Now, go sit down with the guy and be blunt. Tell him you are not after his job, that it was management who thrust you into that role and you don't appreciate his being an obstructionist.

Next, not before, go talk to the manager and tell him/her that you're having problems with this guy and say why but don't launch into a littany of details or you'll be whining. It's mostly because he fears you are out to take his job.

Wednesday, August 11, 2004

start making fewer mistakes?

ie. don't rely on this guy's training.  supplement like crazy with independent study...

Wednesday, August 11, 2004

Why do you care?  Who ever promised you that people would be nice to you?

Do your job, and learn what you need to learn from him.  Study as much as you can outside the context of your "training" with him, so you aren't completely reliant on him to gain the skills you need.  Stop worrying about how he treats you.  More importantly, stop thinking other people in this world owe you something, least of all respect and kindness.  You'll get respect if you've earned it, and not by default.  And if not, tough cookies, that's life.

Wednesday, August 11, 2004

Dot, take a chill dude.

Wednesday, August 11, 2004

Dash, ease up on Dot.

Wednesday, August 11, 2004

Dot, a conversation with my manager has done wonders. It has solved many problems with my life, not only with this fellow who is completely out of line but also about my future at the company.

This is the first time I had a talk with someone on this project and a lot of smoke was cleared.

Ogami Itto
Wednesday, August 11, 2004

You are going to replace him? What is he going to do? Maybe he's trying to find a reason why he cannot be replaced which is why they are probably trying to replace him. I've worked with a few very "intelligent" sysadmins.  In one case I had to take over when one left. I was amazed at the number of repetitive tasks this apparently sysadmin performed. One thing I love about being a developer is I do different things all the time. I would have thought a sysadmin would be writing scripts to do everything but this was not the case. And imagine a closet bursting with clothes that don't fit or parts of the car etc.  ... the servers are imho a mess. Really amazing. I know the guy was smart ... I learned a lot from him but the guy seemed quite content with just doing what was done yesterday.  And he was smarter than all of us as he would admit.
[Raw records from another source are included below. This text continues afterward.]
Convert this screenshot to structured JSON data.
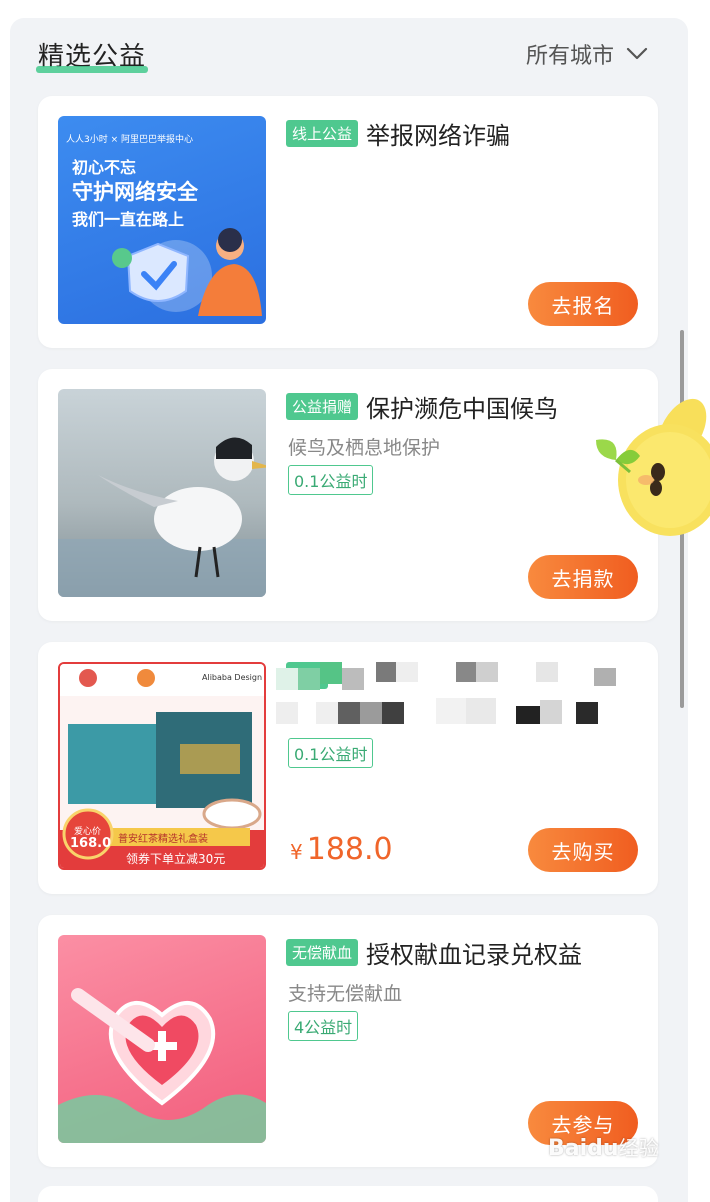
{
  "header": {
    "title": "精选公益",
    "city_filter": "所有城市"
  },
  "cards": [
    {
      "tag": "线上公益",
      "title": "举报网络诈骗",
      "cta": "去报名",
      "image": {
        "top_logos": "人人3小时 × 阿里巴巴举报中心",
        "line1": "初心不忘",
        "line2": "守护网络安全",
        "line3": "我们一直在路上"
      }
    },
    {
      "tag": "公益捐赠",
      "title": "保护濒危中国候鸟",
      "subtitle": "候鸟及栖息地保护",
      "hours": "0.1公益时",
      "cta": "去捐款"
    },
    {
      "tag": "善匠",
      "hours": "0.1公益时",
      "price_symbol": "¥",
      "price": "188.0",
      "cta": "去购买",
      "image": {
        "brand_text": "Alibaba Design",
        "badge_label": "爱心价",
        "badge_price": "168.0",
        "product_name": "普安红茶精选礼盒装",
        "promo": "领券下单立减30元"
      }
    },
    {
      "tag": "无偿献血",
      "title": "授权献血记录兑权益",
      "subtitle": "支持无偿献血",
      "hours": "4公益时",
      "cta": "去参与"
    }
  ],
  "watermark": {
    "brand": "Baidu",
    "sub": "经验"
  },
  "colors": {
    "accent_green": "#4fc88f",
    "cta_orange": "#f05d20",
    "price_orange": "#f0652a"
  }
}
To think that one of us could replace him would be unthinkable and I'm sure he would laugh at the thought and do just what your guy is doing. Management must know this and they just want a more reasonable person in that position.  One must be smart enought to realize that we work in a social environment and we need to communicate with people who have varying degrees of understanding of our activity. The truly smart will size up their listeners and communicate at their level to so they understand.  All too often the sysadmin revels in being unintelligible ... is that smart? Hardly. Smart management with balls will not tolerate that.  No one should.

Wednesday, August 11, 2004

Roskoff, you sound like a bit of an arse crawler. If I was the sys admin, I would trip you up too.

Wednesday, August 11, 2004

I sympathize with you for the situation you've been put in.

Basically it boils down to this:

The sysadmin guy training you is a prick. He's a "rotten apple" and will continue to be negative as long as he is there. You need to talk to your manager and explain how hard this turk is making things for you. If they don't get rid of the guy then it will come down to a battle of staying power.

If you are keen on the role then you need to show more tenacity than the moron training you. Eventually he'll get sick fo the place and will either be fired for negativity and poor performance or he'll walk on his own accord.

Whatever you do, don't cave in. You need to beat him at playing mind-games!!

Wednesday, August 11, 2004

This is normal after a downsizing, and I wouldn't be surprised if this kind of culture wasn't encouraged. This way they get more work out of the people who remain, and can weed out even more unnecessary people.

I understand that you need this job, but if you have a choice you should think about leaving it. If not, just explain this to your manager calmly and rationally. It's part of their job to resolve difficulties.
Wednesday, August 11, 2004

*  Recent Topics

*  Fog Creek Home